On the final evening of the event Theo invited speakers to a dinner preceded by a surprise.  The surprise was that 32 of us were sent into the Escape Rooms.. you are locked in a themed room for an hour and have to decode lots of puzzles to find the code to get out.  I’ve always wanted to try an Escape Room and I chose the “Tomb” which was an Egyptian tomb and went in with a team including Tim and Mike, Sue Smith, Bill Malchisky, Mat Newman, Rene Winkelmeyer and Carl Tyler.  We didn’t make it out in time – we were soooooo close.. but a few things to bear in mind

  • The tomb was entirely dark except for a small flashlight Tim found hidden in a basket in a corner and some candles.  My night vision varies from “bad” to “crappy”
  • Having multiple alpha males in a small space all shouting instructions at each other may not be the best way to get out quickly
  • There was sand everywhere.  Everywhere.  My shoes may never recover
  • Tim is great at puzzles but apparently in the dark, without his glasses (which he forgot to bring in) and with 7 people shouting at him to hurry up – not so much
  • There was a really cool effect where we completed a puzzle and lasers appeared out of the eyes of a skull on the wall and we had to position 7 different mirrors around the room to bounce the lasers around to hit a small hole on the wall.  We got so excited doing that we didn’t notice we had completed the puzzle and a new “door” had opened for about 10 mins.
  • I was given a cryptex to decode and open.  I broke it by pulling the end off.
  • With only 1 light source we could only do one thing at a time so some of us spent a lot of time kneeling in the sand feeling around fake skeletons for clues

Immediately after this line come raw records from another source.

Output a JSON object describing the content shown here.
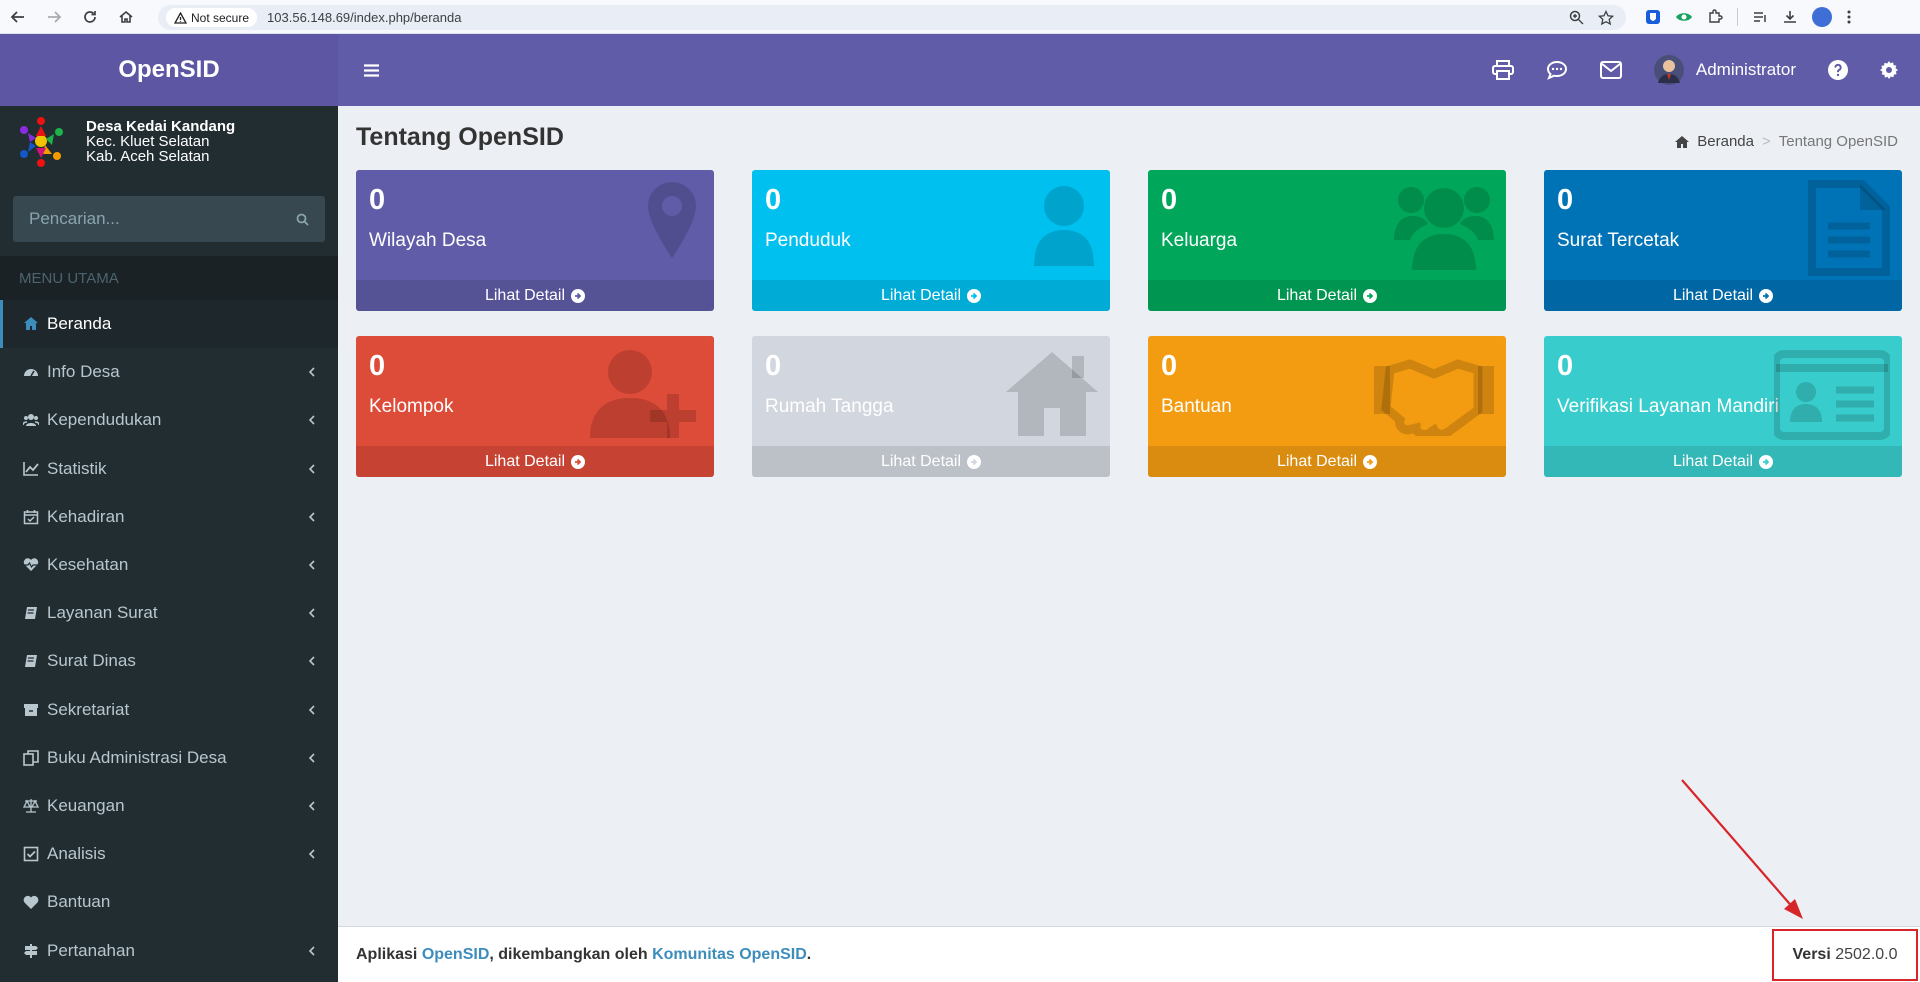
{
  "browser": {
    "security_label": "Not secure",
    "url": "103.56.148.69/index.php/beranda"
  },
  "app": {
    "title": "OpenSID"
  },
  "desa": {
    "name": "Desa Kedai Kandang",
    "kecamatan": "Kec. Kluet Selatan",
    "kabupaten": "Kab. Aceh Selatan"
  },
  "search": {
    "placeholder": "Pencarian..."
  },
  "menu": {
    "header": "MENU UTAMA",
    "items": [
      {
        "label": "Beranda",
        "icon": "home-icon",
        "active": true,
        "submenu": false
      },
      {
        "label": "Info Desa",
        "icon": "dashboard-icon",
        "submenu": true
      },
      {
        "label": "Kependudukan",
        "icon": "users-icon",
        "submenu": true
      },
      {
        "label": "Statistik",
        "icon": "line-chart-icon",
        "submenu": true
      },
      {
        "label": "Kehadiran",
        "icon": "calendar-check-icon",
        "submenu": true
      },
      {
        "label": "Kesehatan",
        "icon": "heartbeat-icon",
        "submenu": true
      },
      {
        "label": "Layanan Surat",
        "icon": "book-icon",
        "submenu": true
      },
      {
        "label": "Surat Dinas",
        "icon": "book-icon",
        "submenu": true
      },
      {
        "label": "Sekretariat",
        "icon": "archive-icon",
        "submenu": true
      },
      {
        "label": "Buku Administrasi Desa",
        "icon": "copy-icon",
        "submenu": true
      },
      {
        "label": "Keuangan",
        "icon": "balance-scale-icon",
        "submenu": true
      },
      {
        "label": "Analisis",
        "icon": "check-square-icon",
        "submenu": true
      },
      {
        "label": "Bantuan",
        "icon": "heart-icon",
        "submenu": false
      },
      {
        "label": "Pertanahan",
        "icon": "map-signs-icon",
        "submenu": true
      }
    ]
  },
  "topnav": {
    "user_name": "Administrator"
  },
  "page": {
    "title": "Tentang OpenSID"
  },
  "breadcrumb": {
    "home": "Beranda",
    "current": "Tentang OpenSID"
  },
  "cards": [
    {
      "value": "0",
      "label": "Wilayah Desa",
      "link": "Lihat Detail",
      "color": "#605ca8",
      "icon": "map-marker-icon"
    },
    {
      "value": "0",
      "label": "Penduduk",
      "link": "Lihat Detail",
      "color": "#00c0ef",
      "icon": "user-icon"
    },
    {
      "value": "0",
      "label": "Keluarga",
      "link": "Lihat Detail",
      "color": "#00a65a",
      "icon": "users-icon"
    },
    {
      "value": "0",
      "label": "Surat Tercetak",
      "link": "Lihat Detail",
      "color": "#0073b7",
      "icon": "file-text-icon"
    },
    {
      "value": "0",
      "label": "Kelompok",
      "link": "Lihat Detail",
      "color": "#dd4b39",
      "icon": "user-plus-icon"
    },
    {
      "value": "0",
      "label": "Rumah Tangga",
      "link": "Lihat Detail",
      "color": "#d2d6de",
      "icon": "home-icon"
    },
    {
      "value": "0",
      "label": "Bantuan",
      "link": "Lihat Detail",
      "color": "#f39c12",
      "icon": "handshake-icon"
    },
    {
      "value": "0",
      "label": "Verifikasi Layanan Mandiri",
      "link": "Lihat Detail",
      "color": "#39cccc",
      "icon": "id-card-icon"
    }
  ],
  "footer": {
    "prefix": "Aplikasi",
    "app_link": "OpenSID",
    "middle": ", dikembangkan oleh",
    "community_link": "Komunitas OpenSID",
    "suffix": ".",
    "version_label": "Versi",
    "version": "2502.0.0"
  },
  "colors": {
    "brand": "#605ca8",
    "logo_bar": "#5c56a3",
    "sidebar": "#222d32",
    "link": "#3c8dbc",
    "annotation": "#d7262a"
  }
}
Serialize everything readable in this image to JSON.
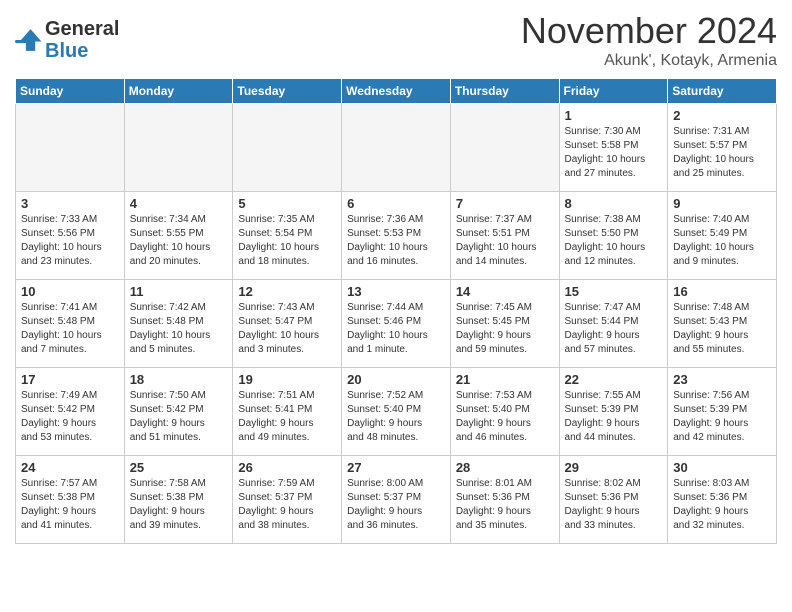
{
  "header": {
    "logo_line1": "General",
    "logo_line2": "Blue",
    "month_title": "November 2024",
    "subtitle": "Akunk', Kotayk, Armenia"
  },
  "weekdays": [
    "Sunday",
    "Monday",
    "Tuesday",
    "Wednesday",
    "Thursday",
    "Friday",
    "Saturday"
  ],
  "weeks": [
    [
      {
        "day": "",
        "info": ""
      },
      {
        "day": "",
        "info": ""
      },
      {
        "day": "",
        "info": ""
      },
      {
        "day": "",
        "info": ""
      },
      {
        "day": "",
        "info": ""
      },
      {
        "day": "1",
        "info": "Sunrise: 7:30 AM\nSunset: 5:58 PM\nDaylight: 10 hours\nand 27 minutes."
      },
      {
        "day": "2",
        "info": "Sunrise: 7:31 AM\nSunset: 5:57 PM\nDaylight: 10 hours\nand 25 minutes."
      }
    ],
    [
      {
        "day": "3",
        "info": "Sunrise: 7:33 AM\nSunset: 5:56 PM\nDaylight: 10 hours\nand 23 minutes."
      },
      {
        "day": "4",
        "info": "Sunrise: 7:34 AM\nSunset: 5:55 PM\nDaylight: 10 hours\nand 20 minutes."
      },
      {
        "day": "5",
        "info": "Sunrise: 7:35 AM\nSunset: 5:54 PM\nDaylight: 10 hours\nand 18 minutes."
      },
      {
        "day": "6",
        "info": "Sunrise: 7:36 AM\nSunset: 5:53 PM\nDaylight: 10 hours\nand 16 minutes."
      },
      {
        "day": "7",
        "info": "Sunrise: 7:37 AM\nSunset: 5:51 PM\nDaylight: 10 hours\nand 14 minutes."
      },
      {
        "day": "8",
        "info": "Sunrise: 7:38 AM\nSunset: 5:50 PM\nDaylight: 10 hours\nand 12 minutes."
      },
      {
        "day": "9",
        "info": "Sunrise: 7:40 AM\nSunset: 5:49 PM\nDaylight: 10 hours\nand 9 minutes."
      }
    ],
    [
      {
        "day": "10",
        "info": "Sunrise: 7:41 AM\nSunset: 5:48 PM\nDaylight: 10 hours\nand 7 minutes."
      },
      {
        "day": "11",
        "info": "Sunrise: 7:42 AM\nSunset: 5:48 PM\nDaylight: 10 hours\nand 5 minutes."
      },
      {
        "day": "12",
        "info": "Sunrise: 7:43 AM\nSunset: 5:47 PM\nDaylight: 10 hours\nand 3 minutes."
      },
      {
        "day": "13",
        "info": "Sunrise: 7:44 AM\nSunset: 5:46 PM\nDaylight: 10 hours\nand 1 minute."
      },
      {
        "day": "14",
        "info": "Sunrise: 7:45 AM\nSunset: 5:45 PM\nDaylight: 9 hours\nand 59 minutes."
      },
      {
        "day": "15",
        "info": "Sunrise: 7:47 AM\nSunset: 5:44 PM\nDaylight: 9 hours\nand 57 minutes."
      },
      {
        "day": "16",
        "info": "Sunrise: 7:48 AM\nSunset: 5:43 PM\nDaylight: 9 hours\nand 55 minutes."
      }
    ],
    [
      {
        "day": "17",
        "info": "Sunrise: 7:49 AM\nSunset: 5:42 PM\nDaylight: 9 hours\nand 53 minutes."
      },
      {
        "day": "18",
        "info": "Sunrise: 7:50 AM\nSunset: 5:42 PM\nDaylight: 9 hours\nand 51 minutes."
      },
      {
        "day": "19",
        "info": "Sunrise: 7:51 AM\nSunset: 5:41 PM\nDaylight: 9 hours\nand 49 minutes."
      },
      {
        "day": "20",
        "info": "Sunrise: 7:52 AM\nSunset: 5:40 PM\nDaylight: 9 hours\nand 48 minutes."
      },
      {
        "day": "21",
        "info": "Sunrise: 7:53 AM\nSunset: 5:40 PM\nDaylight: 9 hours\nand 46 minutes."
      },
      {
        "day": "22",
        "info": "Sunrise: 7:55 AM\nSunset: 5:39 PM\nDaylight: 9 hours\nand 44 minutes."
      },
      {
        "day": "23",
        "info": "Sunrise: 7:56 AM\nSunset: 5:39 PM\nDaylight: 9 hours\nand 42 minutes."
      }
    ],
    [
      {
        "day": "24",
        "info": "Sunrise: 7:57 AM\nSunset: 5:38 PM\nDaylight: 9 hours\nand 41 minutes."
      },
      {
        "day": "25",
        "info": "Sunrise: 7:58 AM\nSunset: 5:38 PM\nDaylight: 9 hours\nand 39 minutes."
      },
      {
        "day": "26",
        "info": "Sunrise: 7:59 AM\nSunset: 5:37 PM\nDaylight: 9 hours\nand 38 minutes."
      },
      {
        "day": "27",
        "info": "Sunrise: 8:00 AM\nSunset: 5:37 PM\nDaylight: 9 hours\nand 36 minutes."
      },
      {
        "day": "28",
        "info": "Sunrise: 8:01 AM\nSunset: 5:36 PM\nDaylight: 9 hours\nand 35 minutes."
      },
      {
        "day": "29",
        "info": "Sunrise: 8:02 AM\nSunset: 5:36 PM\nDaylight: 9 hours\nand 33 minutes."
      },
      {
        "day": "30",
        "info": "Sunrise: 8:03 AM\nSunset: 5:36 PM\nDaylight: 9 hours\nand 32 minutes."
      }
    ]
  ]
}
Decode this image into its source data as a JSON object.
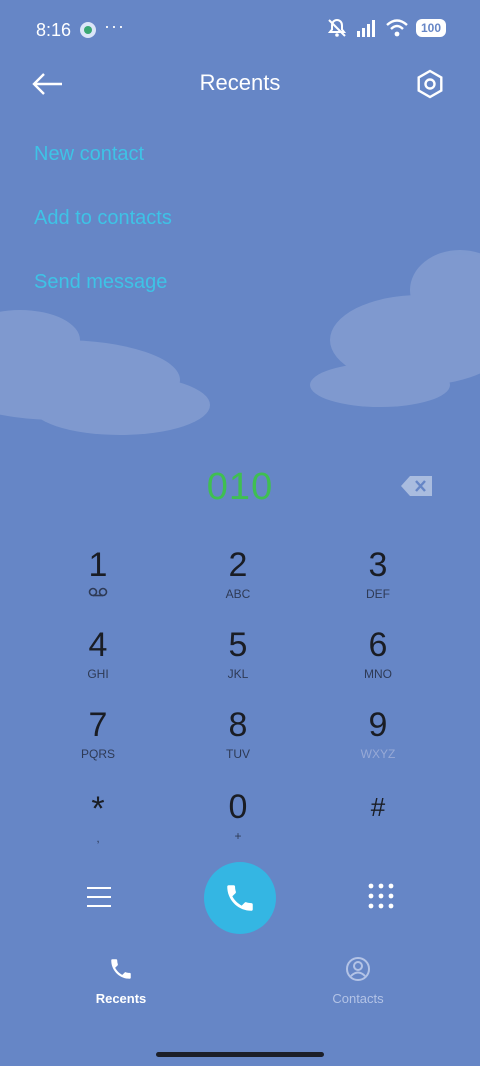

In the end it was great fun and I’d definitely want to do it again.

All of that plus a chance to talk to lots of customers and see lots of friends – some of which came along just to meet up.

I hope you’re recovered Theo – because we’re all up to do it again next year.